### PROBLEM TO WORK ON
Reproduce the records below word for word.

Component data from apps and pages
_____

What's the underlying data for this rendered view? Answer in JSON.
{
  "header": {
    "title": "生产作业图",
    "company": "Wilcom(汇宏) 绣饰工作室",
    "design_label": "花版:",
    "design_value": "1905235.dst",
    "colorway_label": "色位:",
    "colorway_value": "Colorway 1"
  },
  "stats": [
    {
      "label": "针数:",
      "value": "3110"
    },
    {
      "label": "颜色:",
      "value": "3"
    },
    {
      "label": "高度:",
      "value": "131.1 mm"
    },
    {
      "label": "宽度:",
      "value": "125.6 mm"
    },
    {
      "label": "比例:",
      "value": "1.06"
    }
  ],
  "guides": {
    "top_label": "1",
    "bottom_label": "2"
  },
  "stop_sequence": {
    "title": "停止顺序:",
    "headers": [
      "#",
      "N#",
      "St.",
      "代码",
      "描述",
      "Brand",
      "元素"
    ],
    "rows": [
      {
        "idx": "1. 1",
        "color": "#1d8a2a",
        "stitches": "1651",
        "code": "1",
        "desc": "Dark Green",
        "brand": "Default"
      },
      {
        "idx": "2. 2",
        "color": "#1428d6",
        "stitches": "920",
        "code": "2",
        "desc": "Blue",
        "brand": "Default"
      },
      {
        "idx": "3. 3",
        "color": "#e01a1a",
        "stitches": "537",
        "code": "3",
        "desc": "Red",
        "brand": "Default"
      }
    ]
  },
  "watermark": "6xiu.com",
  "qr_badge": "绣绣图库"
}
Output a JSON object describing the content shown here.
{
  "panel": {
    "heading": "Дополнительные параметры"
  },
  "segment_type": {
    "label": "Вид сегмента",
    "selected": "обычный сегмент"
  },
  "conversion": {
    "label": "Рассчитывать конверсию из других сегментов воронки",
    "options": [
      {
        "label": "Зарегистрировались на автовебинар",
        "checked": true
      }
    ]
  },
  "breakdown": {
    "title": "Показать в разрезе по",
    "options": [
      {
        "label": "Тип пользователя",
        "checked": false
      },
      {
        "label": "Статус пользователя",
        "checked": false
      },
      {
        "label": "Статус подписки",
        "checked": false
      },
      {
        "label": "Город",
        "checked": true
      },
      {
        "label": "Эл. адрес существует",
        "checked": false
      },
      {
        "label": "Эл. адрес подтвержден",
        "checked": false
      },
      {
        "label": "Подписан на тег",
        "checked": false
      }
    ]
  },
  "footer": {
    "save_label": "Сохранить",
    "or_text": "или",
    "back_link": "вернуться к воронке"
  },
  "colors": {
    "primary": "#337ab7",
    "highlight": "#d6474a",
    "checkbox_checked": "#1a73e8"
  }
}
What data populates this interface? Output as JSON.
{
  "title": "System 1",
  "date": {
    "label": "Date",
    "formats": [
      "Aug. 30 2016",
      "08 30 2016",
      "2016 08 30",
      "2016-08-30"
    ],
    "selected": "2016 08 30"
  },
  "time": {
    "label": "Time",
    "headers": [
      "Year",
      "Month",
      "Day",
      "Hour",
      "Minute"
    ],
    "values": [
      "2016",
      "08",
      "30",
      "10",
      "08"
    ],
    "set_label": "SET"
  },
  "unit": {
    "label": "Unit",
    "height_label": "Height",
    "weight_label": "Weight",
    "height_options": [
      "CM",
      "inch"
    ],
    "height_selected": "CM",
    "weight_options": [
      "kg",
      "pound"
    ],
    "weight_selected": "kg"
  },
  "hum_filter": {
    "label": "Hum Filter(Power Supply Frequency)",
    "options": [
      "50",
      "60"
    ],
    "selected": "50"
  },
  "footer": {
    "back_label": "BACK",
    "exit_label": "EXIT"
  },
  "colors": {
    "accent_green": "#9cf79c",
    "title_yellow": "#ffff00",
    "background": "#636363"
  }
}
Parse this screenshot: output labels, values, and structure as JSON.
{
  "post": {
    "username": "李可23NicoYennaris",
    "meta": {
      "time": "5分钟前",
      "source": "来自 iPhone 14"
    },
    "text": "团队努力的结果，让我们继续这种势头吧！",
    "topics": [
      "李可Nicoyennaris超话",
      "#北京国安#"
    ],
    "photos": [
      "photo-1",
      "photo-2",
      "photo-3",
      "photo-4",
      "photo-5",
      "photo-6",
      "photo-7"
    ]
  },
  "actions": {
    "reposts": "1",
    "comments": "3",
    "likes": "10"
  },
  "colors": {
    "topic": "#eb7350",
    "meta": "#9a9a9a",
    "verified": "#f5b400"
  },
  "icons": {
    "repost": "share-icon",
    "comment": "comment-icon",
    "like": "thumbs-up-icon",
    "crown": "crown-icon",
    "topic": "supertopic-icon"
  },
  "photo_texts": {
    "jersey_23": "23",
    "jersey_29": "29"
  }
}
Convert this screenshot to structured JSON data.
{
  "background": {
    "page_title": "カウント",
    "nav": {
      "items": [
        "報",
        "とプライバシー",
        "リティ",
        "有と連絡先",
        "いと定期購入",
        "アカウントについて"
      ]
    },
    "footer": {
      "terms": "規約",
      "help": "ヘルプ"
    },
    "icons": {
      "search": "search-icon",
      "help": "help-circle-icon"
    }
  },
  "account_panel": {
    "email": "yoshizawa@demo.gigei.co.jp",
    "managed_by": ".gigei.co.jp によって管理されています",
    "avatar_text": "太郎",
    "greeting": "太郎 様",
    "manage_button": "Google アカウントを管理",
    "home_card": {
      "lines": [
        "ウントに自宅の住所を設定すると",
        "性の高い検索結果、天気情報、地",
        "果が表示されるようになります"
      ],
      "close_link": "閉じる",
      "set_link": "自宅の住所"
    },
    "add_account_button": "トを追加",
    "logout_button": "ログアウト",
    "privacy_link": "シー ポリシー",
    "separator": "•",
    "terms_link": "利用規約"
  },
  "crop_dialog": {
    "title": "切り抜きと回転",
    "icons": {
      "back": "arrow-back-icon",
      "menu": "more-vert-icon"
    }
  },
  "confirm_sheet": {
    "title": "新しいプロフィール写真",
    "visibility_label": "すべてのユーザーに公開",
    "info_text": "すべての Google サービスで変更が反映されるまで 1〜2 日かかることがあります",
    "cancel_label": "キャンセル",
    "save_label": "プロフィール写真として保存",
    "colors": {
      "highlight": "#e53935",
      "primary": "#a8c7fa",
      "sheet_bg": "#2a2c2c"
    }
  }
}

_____

### ANSWER TO THIS EXERCISE
What's the underlying data for this rendered view? Answer in JSON.
{
  "header": {
    "title": "生产作业图",
    "company": "Wilcom(汇宏) 绣饰工作室",
    "design_label": "花版:",
    "design_value": "1905235.dst",
    "colorway_label": "色位:",
    "colorway_value": "Colorway 1"
  },
  "stats": [
    {
      "label": "针数:",
      "value": "3110"
    },
    {
      "label": "颜色:",
      "value": "3"
    },
    {
      "label": "高度:",
      "value": "131.1 mm"
    },
    {
      "label": "宽度:",
      "value": "125.6 mm"
    },
    {
      "label": "比例:",
      "value": "1.06"
    }
  ],
  "guides": {
    "top_label": "1",
    "bottom_label": "2"
  },
  "stop_sequence": {
    "title": "停止顺序:",
    "headers": [
      "#",
      "N#",
      "St.",
      "代码",
      "描述",
      "Brand",
      "元素"
    ],
    "rows": [
      {
        "idx": "1. 1",
        "color": "#1d8a2a",
        "stitches": "1651",
        "code": "1",
        "desc": "Dark Green",
        "brand": "Default"
      },
      {
        "idx": "2. 2",
        "color": "#1428d6",
        "stitches": "920",
        "code": "2",
        "desc": "Blue",
        "brand": "Default"
      },
      {
        "idx": "3. 3",
        "color": "#e01a1a",
        "stitches": "537",
        "code": "3",
        "desc": "Red",
        "brand": "Default"
      }
    ]
  },
  "watermark": "6xiu.com",
  "qr_badge": "绣绣图库"
}
Output a JSON object describing the content shown here.
{
  "panel": {
    "heading": "Дополнительные параметры"
  },
  "segment_type": {
    "label": "Вид сегмента",
    "selected": "обычный сегмент"
  },
  "conversion": {
    "label": "Рассчитывать конверсию из других сегментов воронки",
    "options": [
      {
        "label": "Зарегистрировались на автовебинар",
        "checked": true
      }
    ]
  },
  "breakdown": {
    "title": "Показать в разрезе по",
    "options": [
      {
        "label": "Тип пользователя",
        "checked": false
      },
      {
        "label": "Статус пользователя",
        "checked": false
      },
      {
        "label": "Статус подписки",
        "checked": false
      },
      {
        "label": "Город",
        "checked": true
      },
      {
        "label": "Эл. адрес существует",
        "checked": false
      },
      {
        "label": "Эл. адрес подтвержден",
        "checked": false
      },
      {
        "label": "Подписан на тег",
        "checked": false
      }
    ]
  },
  "footer": {
    "save_label": "Сохранить",
    "or_text": "или",
    "back_link": "вернуться к воронке"
  },
  "colors": {
    "primary": "#337ab7",
    "highlight": "#d6474a",
    "checkbox_checked": "#1a73e8"
  }
}
What data populates this interface? Output as JSON.
{
  "title": "System 1",
  "date": {
    "label": "Date",
    "formats": [
      "Aug. 30 2016",
      "08 30 2016",
      "2016 08 30",
      "2016-08-30"
    ],
    "selected": "2016 08 30"
  },
  "time": {
    "label": "Time",
    "headers": [
      "Year",
      "Month",
      "Day",
      "Hour",
      "Minute"
    ],
    "values": [
      "2016",
      "08",
      "30",
      "10",
      "08"
    ],
    "set_label": "SET"
  },
  "unit": {
    "label": "Unit",
    "height_label": "Height",
    "weight_label": "Weight",
    "height_options": [
      "CM",
      "inch"
    ],
    "height_selected": "CM",
    "weight_options": [
      "kg",
      "pound"
    ],
    "weight_selected": "kg"
  },
  "hum_filter": {
    "label": "Hum Filter(Power Supply Frequency)",
    "options": [
      "50",
      "60"
    ],
    "selected": "50"
  },
  "footer": {
    "back_label": "BACK",
    "exit_label": "EXIT"
  },
  "colors": {
    "accent_green": "#9cf79c",
    "title_yellow": "#ffff00",
    "background": "#636363"
  }
}
Parse this screenshot: output labels, values, and structure as JSON.
{
  "post": {
    "username": "李可23NicoYennaris",
    "meta": {
      "time": "5分钟前",
      "source": "来自 iPhone 14"
    },
    "text": "团队努力的结果，让我们继续这种势头吧！",
    "topics": [
      "李可Nicoyennaris超话",
      "#北京国安#"
    ],
    "photos": [
      "photo-1",
      "photo-2",
      "photo-3",
      "photo-4",
      "photo-5",
      "photo-6",
      "photo-7"
    ]
  },
  "actions": {
    "reposts": "1",
    "comments": "3",
    "likes": "10"
  },
  "colors": {
    "topic": "#eb7350",
    "meta": "#9a9a9a",
    "verified": "#f5b400"
  },
  "icons": {
    "repost": "share-icon",
    "comment": "comment-icon",
    "like": "thumbs-up-icon",
    "crown": "crown-icon",
    "topic": "supertopic-icon"
  },
  "photo_texts": {
    "jersey_23": "23",
    "jersey_29": "29"
  }
}
Convert this screenshot to structured JSON data.
{
  "background": {
    "page_title": "カウント",
    "nav": {
      "items": [
        "報",
        "とプライバシー",
        "リティ",
        "有と連絡先",
        "いと定期購入",
        "アカウントについて"
      ]
    },
    "footer": {
      "terms": "規約",
      "help": "ヘルプ"
    },
    "icons": {
      "search": "search-icon",
      "help": "help-circle-icon"
    }
  },
  "account_panel": {
    "email": "yoshizawa@demo.gigei.co.jp",
    "managed_by": ".gigei.co.jp によって管理されています",
    "avatar_text": "太郎",
    "greeting": "太郎 様",
    "manage_button": "Google アカウントを管理",
    "home_card": {
      "lines": [
        "ウントに自宅の住所を設定すると",
        "性の高い検索結果、天気情報、地",
        "果が表示されるようになります"
      ],
      "close_link": "閉じる",
      "set_link": "自宅の住所"
    },
    "add_account_button": "トを追加",
    "logout_button": "ログアウト",
    "privacy_link": "シー ポリシー",
    "separator": "•",
    "terms_link": "利用規約"
  },
  "crop_dialog": {
    "title": "切り抜きと回転",
    "icons": {
      "back": "arrow-back-icon",
      "menu": "more-vert-icon"
    }
  },
  "confirm_sheet": {
    "title": "新しいプロフィール写真",
    "visibility_label": "すべてのユーザーに公開",
    "info_text": "すべての Google サービスで変更が反映されるまで 1〜2 日かかることがあります",
    "cancel_label": "キャンセル",
    "save_label": "プロフィール写真として保存",
    "colors": {
      "highlight": "#e53935",
      "primary": "#a8c7fa",
      "sheet_bg": "#2a2c2c"
    }
  }
}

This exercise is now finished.